The scene looked like something out of an apocalypse as the blaze left the Gold Rush-era town in ruins — approximately 75 percent was destroyed — and a smoky haze covered the skies, The Sacramento Bee reported.

In Nevada, the River Fire has burned through 2,619 acres but is currently 90 percent contained, Cal Fire reported. At least three people sustained injuries from the blaze and 142 structures have been destroyed, according to the fire agency.

Up north, in Southeast Montana, the Richard Spring and Lame Deer fires were "very active," with winds reaching 25-35 MPH and a relative humidity of 15-25 percent, according to the NIFC.

Washington also experienced more activity with its fires, with the "hot, dry, and unstable conditions" causing the Spur, Cub Creek 2, and Schneider Springs Fires to pick up steam, per the NIFC.

A home is engulfed in flames as the Dixie fire rages on in Greenville, California on August 5, 2021
The Dixie Fire
| Credit: JOSH EDELSON/AFP via Getty

Firefighters battling the blazes have been told to bring a personal, three-day stash of food, water and other supplies as they face a "critically low" shortage in communication equipment, NBC News reported, citing a memo from the NIFC.

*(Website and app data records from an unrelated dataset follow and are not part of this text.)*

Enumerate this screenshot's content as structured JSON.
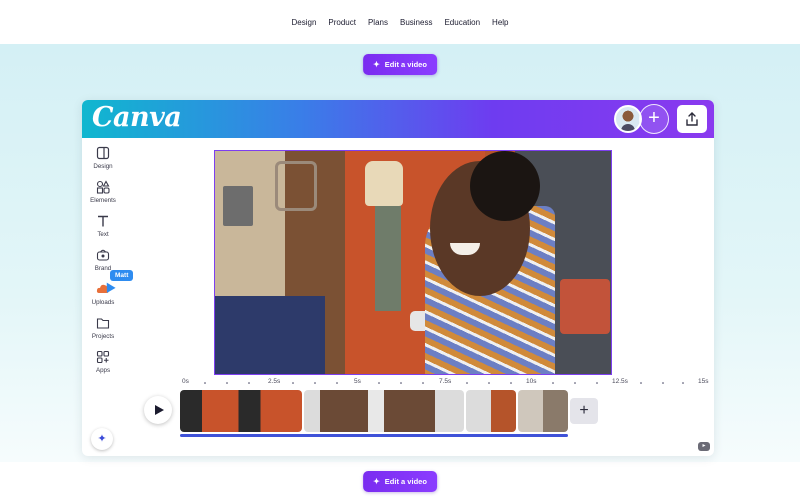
{
  "nav": {
    "items": [
      "Design",
      "Product",
      "Plans",
      "Business",
      "Education",
      "Help"
    ]
  },
  "cta": {
    "label": "Edit a video"
  },
  "editor": {
    "logo": "Canva",
    "sidebar": [
      {
        "label": "Design",
        "icon": "design-icon"
      },
      {
        "label": "Elements",
        "icon": "elements-icon"
      },
      {
        "label": "Text",
        "icon": "text-icon"
      },
      {
        "label": "Brand",
        "icon": "brand-icon"
      },
      {
        "label": "Uploads",
        "icon": "uploads-icon"
      },
      {
        "label": "Projects",
        "icon": "projects-icon"
      },
      {
        "label": "Apps",
        "icon": "apps-icon"
      }
    ],
    "collaborator_tag": "Matt",
    "timeline": {
      "ticks": [
        "0s",
        "2.5s",
        "5s",
        "7.5s",
        "10s",
        "12.5s",
        "15s"
      ],
      "add_label": "+"
    }
  },
  "colors": {
    "accent": "#8b3dff",
    "header_start": "#10b7cf",
    "header_end": "#8a3aef",
    "progress": "#3f52d8"
  }
}
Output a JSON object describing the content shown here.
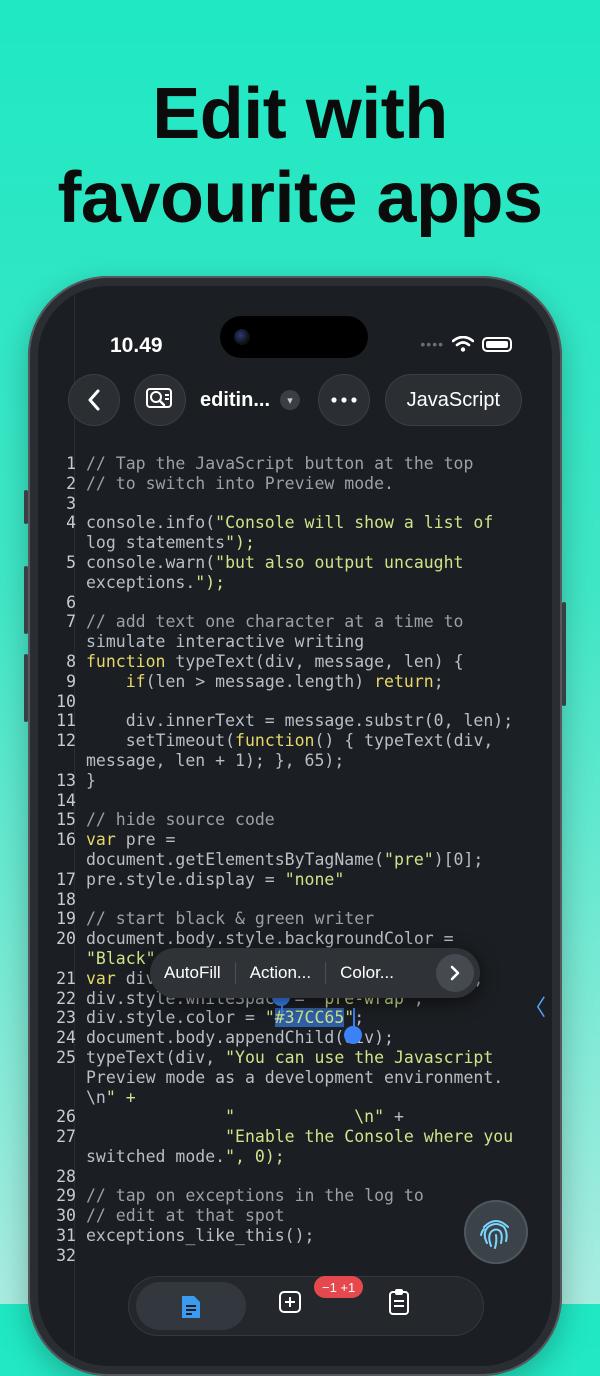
{
  "headline": {
    "line1": "Edit with",
    "line2": "favourite apps"
  },
  "status_bar": {
    "time": "10.49"
  },
  "toolbar": {
    "back_icon": "chevron-left-icon",
    "search_icon": "search-document-icon",
    "title": "editin...",
    "more_icon": "ellipsis-icon",
    "language_label": "JavaScript"
  },
  "code_lines": [
    {
      "n": "1",
      "text": "// Tap the JavaScript button at the top"
    },
    {
      "n": "2",
      "text": "// to switch into Preview mode."
    },
    {
      "n": "3",
      "text": ""
    },
    {
      "n": "4",
      "text": "console.info(\"Console will show a list of"
    },
    {
      "n": "",
      "text": "log statements\");"
    },
    {
      "n": "5",
      "text": "console.warn(\"but also output uncaught"
    },
    {
      "n": "",
      "text": "exceptions.\");"
    },
    {
      "n": "6",
      "text": ""
    },
    {
      "n": "7",
      "text": "// add text one character at a time to"
    },
    {
      "n": "",
      "text": "simulate interactive writing"
    },
    {
      "n": "8",
      "text": "function typeText(div, message, len) {"
    },
    {
      "n": "9",
      "text": "    if(len > message.length) return;"
    },
    {
      "n": "10",
      "text": ""
    },
    {
      "n": "11",
      "text": "    div.innerText = message.substr(0, len);"
    },
    {
      "n": "12",
      "text": "    setTimeout(function() { typeText(div,"
    },
    {
      "n": "",
      "text": "message, len + 1); }, 65);"
    },
    {
      "n": "13",
      "text": "}"
    },
    {
      "n": "14",
      "text": ""
    },
    {
      "n": "15",
      "text": "// hide source code"
    },
    {
      "n": "16",
      "text": "var pre ="
    },
    {
      "n": "",
      "text": "document.getElementsByTagName(\"pre\")[0];"
    },
    {
      "n": "17",
      "text": "pre.style.display = \"none\""
    },
    {
      "n": "18",
      "text": ""
    },
    {
      "n": "19",
      "text": "// start black & green writer"
    },
    {
      "n": "20",
      "text": "document.body.style.backgroundColor ="
    },
    {
      "n": "",
      "text": "\"Black\";"
    },
    {
      "n": "21",
      "text": "var div = document.createElement(\"div\");"
    },
    {
      "n": "22",
      "text": "div.style.whiteSpace = \"pre-wrap\";"
    },
    {
      "n": "23",
      "text": "div.style.color = \"#37CC65\";"
    },
    {
      "n": "24",
      "text": "document.body.appendChild(div);"
    },
    {
      "n": "25",
      "text": "typeText(div, \"You can use the Javascript"
    },
    {
      "n": "",
      "text": "Preview mode as a development environment."
    },
    {
      "n": "",
      "text": "\\n\" +"
    },
    {
      "n": "26",
      "text": "              \"            \\n\" +"
    },
    {
      "n": "27",
      "text": "              \"Enable the Console where you"
    },
    {
      "n": "",
      "text": "switched mode.\", 0);"
    },
    {
      "n": "28",
      "text": ""
    },
    {
      "n": "29",
      "text": "// tap on exceptions in the log to"
    },
    {
      "n": "30",
      "text": "// edit at that spot"
    },
    {
      "n": "31",
      "text": "exceptions_like_this();"
    },
    {
      "n": "32",
      "text": ""
    }
  ],
  "context_menu": {
    "autofill": "AutoFill",
    "action": "Action...",
    "color": "Color..."
  },
  "tabbar": {
    "badge": "−1 +1"
  },
  "fab_icon": "fingerprint-icon"
}
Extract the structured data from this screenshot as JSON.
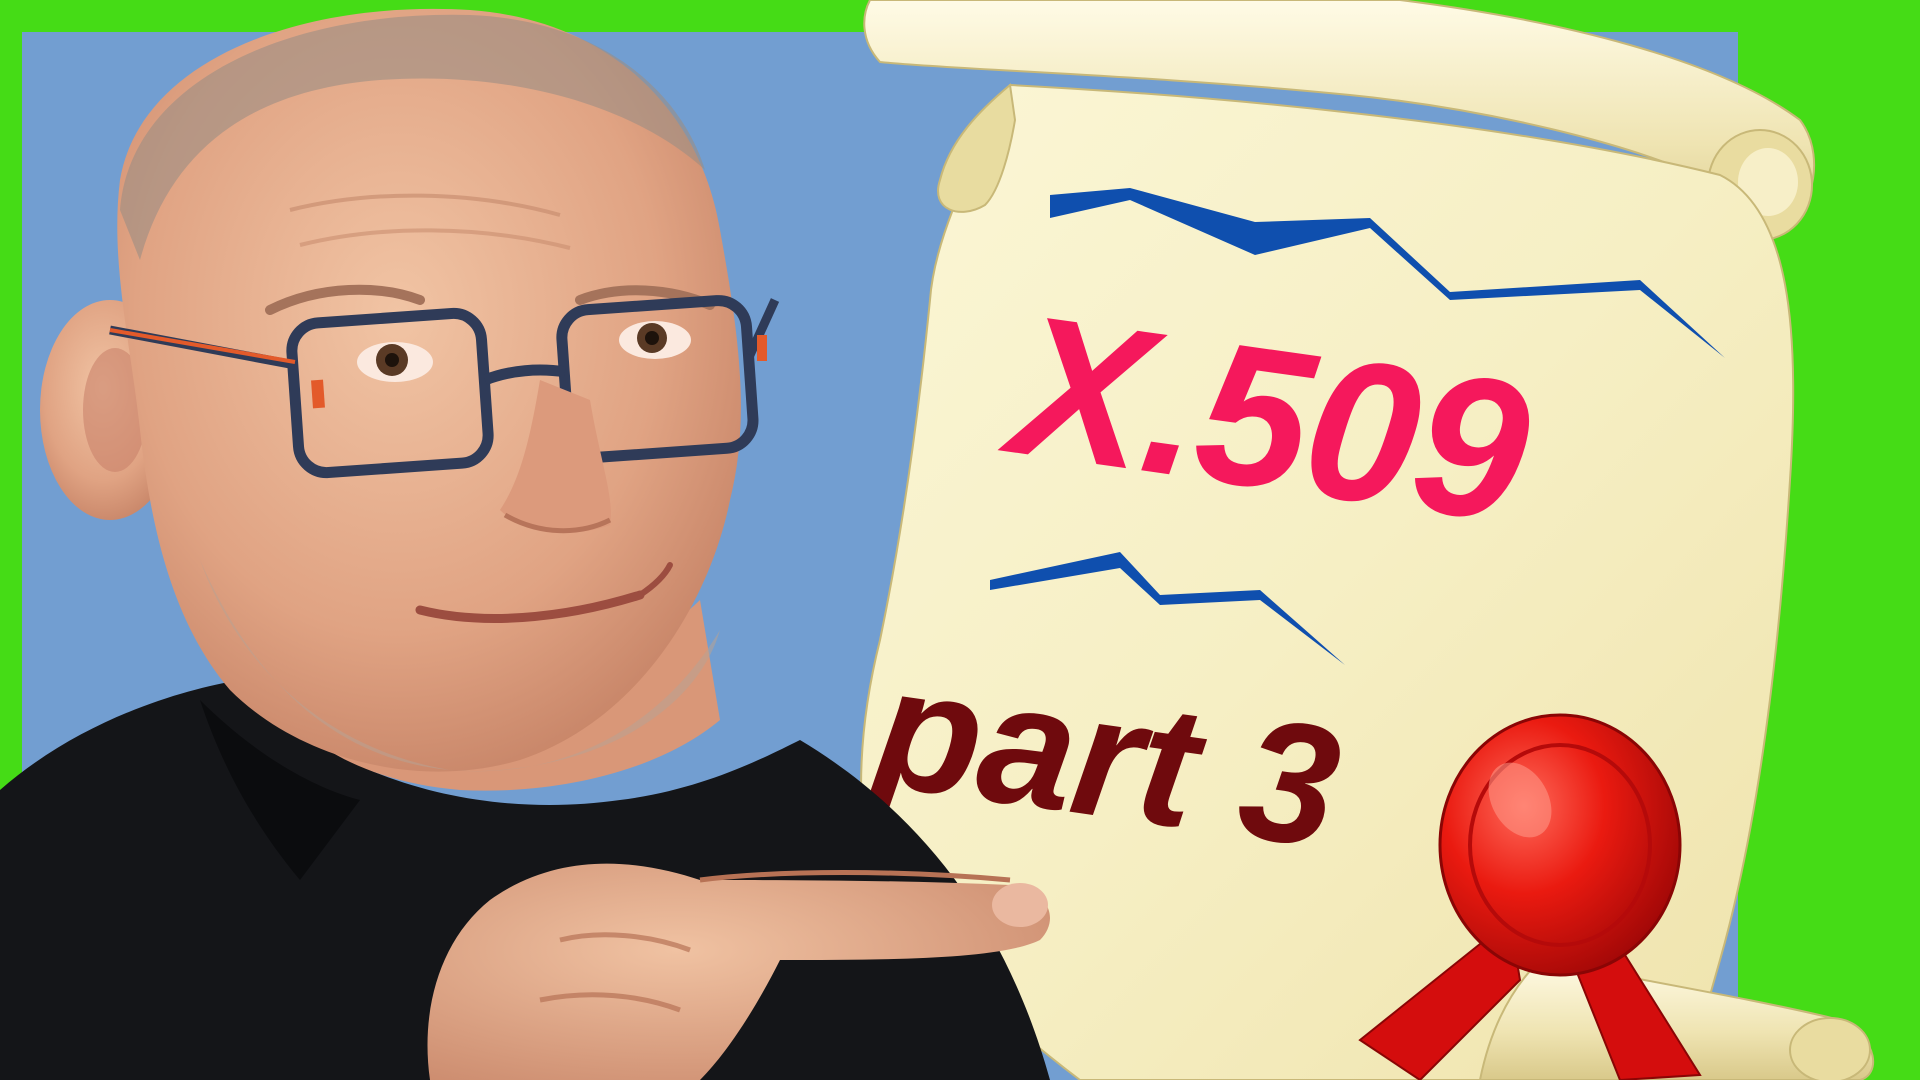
{
  "thumbnail": {
    "title": "X.509",
    "subtitle": "part 3"
  },
  "colors": {
    "border_green": "#45dc16",
    "panel_blue": "#729ed1",
    "parchment": "#f8f1c8",
    "title_pink": "#f5185c",
    "subtitle_maroon": "#6f0a0d",
    "scribble_blue": "#0f4fae",
    "seal_red": "#e81010"
  },
  "icons": {
    "seal": "wax-seal-icon",
    "scroll": "parchment-scroll"
  }
}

As the flames continue to rage, areas across the Pacific Northwest have also been grappling with the extreme heat, which has been fueling the wildfires, according to NBC News.

This week, coastal and inland cities were forecasted to experience temperatures in the high 90s and 100s — approximately 10-20 degrees above their average — as the region marks its sixth heat wave this year, the outlet reported.

Dixie Fire
Dixie Fire
| Credit: Neal Waters/Anadolu Agency via Getty

With the devastation so widespread across the United States, there are various ways that people can help the victims of the wildfires, as well as those on the frontlines.

For those looking to support people impacted by the fires, the American Red Cross has an online donation platform that allows donors to direct the funds wherever they choose.

GlobalGiving's Wildfire Relief also offers emergency funding to local efforts providing essentials to wildfire victims in need.

Other ways people can help the victims is through GoFundMe's California Wildfire Relief Fund, which aims to "support a range of needs" by issuing "grants to individuals, organizations and communities that have either been impacted themselves or are dedicated to helping." (Read more about it here.)

People can also show their support for the first responders through The California Fire Foundation, which "provides emotional and financial assistance to families of fallen firefighters, firefighters and the communities they protect."